Currently, it’s the 3D printing manufacturers who are collaborating with the hospitals, medical centers, and clinics, but it may change in the near future as the concerns about having point-of-care 3D printing labs in the one place arise.
Current state of 3D Printing for hospitals
Most of the process is currently happening outside of the hospital. The 3D manufacturer who is providing his products has a special agreement with the hospital, to provide a specific type of service to them. Such a partnership, where the 3D manufacturer is responsible for operating and leading the process is the most common one, however, it’s not always cost-effective or time-efficient.
Hospitals are able to create their own 3D printing models, however the transformation of the process is needed. In order to set up a 3D printing point-of-care in the hospitals, a lot of requirements need to be ensured first.
Considerations of hospital to become a manufacturer
Having an in-house additive manufacturing production demands to prepare the space, proper temperature, resources and the placement for 3D printers or other needed facilities. What’s more is the material selection, process validation and software both with the people who will be able to operate it. Also, regulatory concerns need to be considered. Clinical testing, safety issues or FDA authorization are the key to make the 3D Printing Point-Of-Care successful.
Except for that, a team of physicians, technicians and support from the engineering team is unavoidable. The whole process needs to be monitored from the very beginning until the end. The control and tracking each step of the prints and their status is one of the most significant parts of the process.
All the errors need to be captured and provided to the correction as soon as possible. This will leverage the whole procedure and enable the hospital to produce, deliver and implement the best additive manufacturing prints right in the place and time.
The outcomes of Additive Manufacturing Point-Of-Care
According to the efficient implementation of point-of-care, the hospital may reduce the time of treatments, cut out the costs of the 3D printing outsourced manufacturing and innovate the healthcare traditional processes.
However, the first step that needs to be undertaken is an investment. This requires covering all the equipment costs, intensive staff training and teaching and assurance of all the regulatory coverage.

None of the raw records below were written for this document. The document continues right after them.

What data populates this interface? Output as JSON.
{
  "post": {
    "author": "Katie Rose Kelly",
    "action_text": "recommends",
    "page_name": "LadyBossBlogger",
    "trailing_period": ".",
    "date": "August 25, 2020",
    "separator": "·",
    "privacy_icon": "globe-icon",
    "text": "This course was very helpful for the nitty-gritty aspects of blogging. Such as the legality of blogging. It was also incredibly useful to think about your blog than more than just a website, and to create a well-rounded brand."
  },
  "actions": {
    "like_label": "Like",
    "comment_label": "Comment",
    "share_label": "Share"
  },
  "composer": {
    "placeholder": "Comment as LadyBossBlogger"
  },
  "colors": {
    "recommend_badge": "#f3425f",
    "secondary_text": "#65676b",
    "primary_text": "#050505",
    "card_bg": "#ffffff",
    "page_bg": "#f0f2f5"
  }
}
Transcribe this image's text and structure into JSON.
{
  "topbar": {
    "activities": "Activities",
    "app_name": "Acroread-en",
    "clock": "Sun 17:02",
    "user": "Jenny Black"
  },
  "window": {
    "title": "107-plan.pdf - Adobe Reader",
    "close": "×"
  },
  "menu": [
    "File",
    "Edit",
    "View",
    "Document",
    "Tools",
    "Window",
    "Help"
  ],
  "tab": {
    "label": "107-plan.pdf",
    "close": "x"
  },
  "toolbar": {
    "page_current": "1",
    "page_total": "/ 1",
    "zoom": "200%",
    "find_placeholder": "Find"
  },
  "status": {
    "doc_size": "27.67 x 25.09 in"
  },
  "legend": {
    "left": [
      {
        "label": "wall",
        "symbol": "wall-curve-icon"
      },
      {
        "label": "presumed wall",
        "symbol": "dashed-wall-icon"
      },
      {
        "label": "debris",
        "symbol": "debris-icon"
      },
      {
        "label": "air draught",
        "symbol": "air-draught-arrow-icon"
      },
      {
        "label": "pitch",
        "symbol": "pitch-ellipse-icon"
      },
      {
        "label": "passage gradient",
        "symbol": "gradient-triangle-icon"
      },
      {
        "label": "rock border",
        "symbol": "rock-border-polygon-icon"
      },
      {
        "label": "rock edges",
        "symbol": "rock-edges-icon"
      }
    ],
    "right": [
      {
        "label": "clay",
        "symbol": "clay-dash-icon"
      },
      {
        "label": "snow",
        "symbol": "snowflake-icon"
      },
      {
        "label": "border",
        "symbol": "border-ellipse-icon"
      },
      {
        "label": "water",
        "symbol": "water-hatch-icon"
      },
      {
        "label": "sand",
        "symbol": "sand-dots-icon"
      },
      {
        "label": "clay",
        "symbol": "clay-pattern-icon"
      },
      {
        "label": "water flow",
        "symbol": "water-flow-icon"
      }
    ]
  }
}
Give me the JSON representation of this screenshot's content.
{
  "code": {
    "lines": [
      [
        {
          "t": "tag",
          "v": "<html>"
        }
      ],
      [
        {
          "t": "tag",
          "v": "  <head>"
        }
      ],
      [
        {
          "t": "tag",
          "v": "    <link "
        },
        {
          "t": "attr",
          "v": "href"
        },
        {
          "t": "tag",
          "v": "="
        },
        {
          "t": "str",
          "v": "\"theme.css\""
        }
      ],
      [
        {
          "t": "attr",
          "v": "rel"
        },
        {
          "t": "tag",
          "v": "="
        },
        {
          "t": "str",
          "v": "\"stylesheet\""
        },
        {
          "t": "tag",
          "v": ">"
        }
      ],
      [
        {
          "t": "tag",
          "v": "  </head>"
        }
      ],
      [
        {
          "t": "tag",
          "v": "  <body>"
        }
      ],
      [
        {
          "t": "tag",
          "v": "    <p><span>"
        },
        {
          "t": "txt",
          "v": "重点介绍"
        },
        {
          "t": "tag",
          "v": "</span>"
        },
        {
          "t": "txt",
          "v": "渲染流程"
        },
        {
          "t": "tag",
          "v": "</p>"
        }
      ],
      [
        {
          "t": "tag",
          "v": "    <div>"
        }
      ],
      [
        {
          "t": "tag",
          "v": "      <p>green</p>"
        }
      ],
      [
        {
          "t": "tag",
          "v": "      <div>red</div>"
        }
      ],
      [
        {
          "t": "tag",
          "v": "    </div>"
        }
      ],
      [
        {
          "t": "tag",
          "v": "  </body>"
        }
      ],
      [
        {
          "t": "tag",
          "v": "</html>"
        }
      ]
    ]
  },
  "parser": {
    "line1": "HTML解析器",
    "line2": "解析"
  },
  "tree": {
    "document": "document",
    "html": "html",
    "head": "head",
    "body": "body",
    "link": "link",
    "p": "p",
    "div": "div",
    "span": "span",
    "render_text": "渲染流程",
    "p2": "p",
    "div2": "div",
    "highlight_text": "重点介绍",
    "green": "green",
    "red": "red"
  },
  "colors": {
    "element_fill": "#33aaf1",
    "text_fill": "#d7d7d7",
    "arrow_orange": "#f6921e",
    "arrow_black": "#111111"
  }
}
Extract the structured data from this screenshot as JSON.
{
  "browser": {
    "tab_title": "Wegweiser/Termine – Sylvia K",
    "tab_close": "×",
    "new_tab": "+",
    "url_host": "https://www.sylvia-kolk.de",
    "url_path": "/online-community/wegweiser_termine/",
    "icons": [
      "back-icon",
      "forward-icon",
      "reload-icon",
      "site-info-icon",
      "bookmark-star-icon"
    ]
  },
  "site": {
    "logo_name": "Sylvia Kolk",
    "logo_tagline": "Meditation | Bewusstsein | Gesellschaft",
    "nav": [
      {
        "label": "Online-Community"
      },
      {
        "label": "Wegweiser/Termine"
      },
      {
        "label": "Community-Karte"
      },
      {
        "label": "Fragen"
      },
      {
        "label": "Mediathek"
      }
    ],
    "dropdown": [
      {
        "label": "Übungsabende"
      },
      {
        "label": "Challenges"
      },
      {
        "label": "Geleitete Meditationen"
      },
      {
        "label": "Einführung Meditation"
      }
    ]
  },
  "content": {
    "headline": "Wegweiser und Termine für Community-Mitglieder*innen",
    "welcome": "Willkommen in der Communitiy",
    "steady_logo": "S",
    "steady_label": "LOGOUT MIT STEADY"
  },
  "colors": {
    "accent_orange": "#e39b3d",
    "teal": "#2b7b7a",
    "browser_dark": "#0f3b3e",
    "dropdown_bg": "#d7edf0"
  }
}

Are you able to ensure it? Do you think that the hospitals are ready to become the 3D Printing Point-Of-Care manufacturers? Share with us your point of view in the comment below!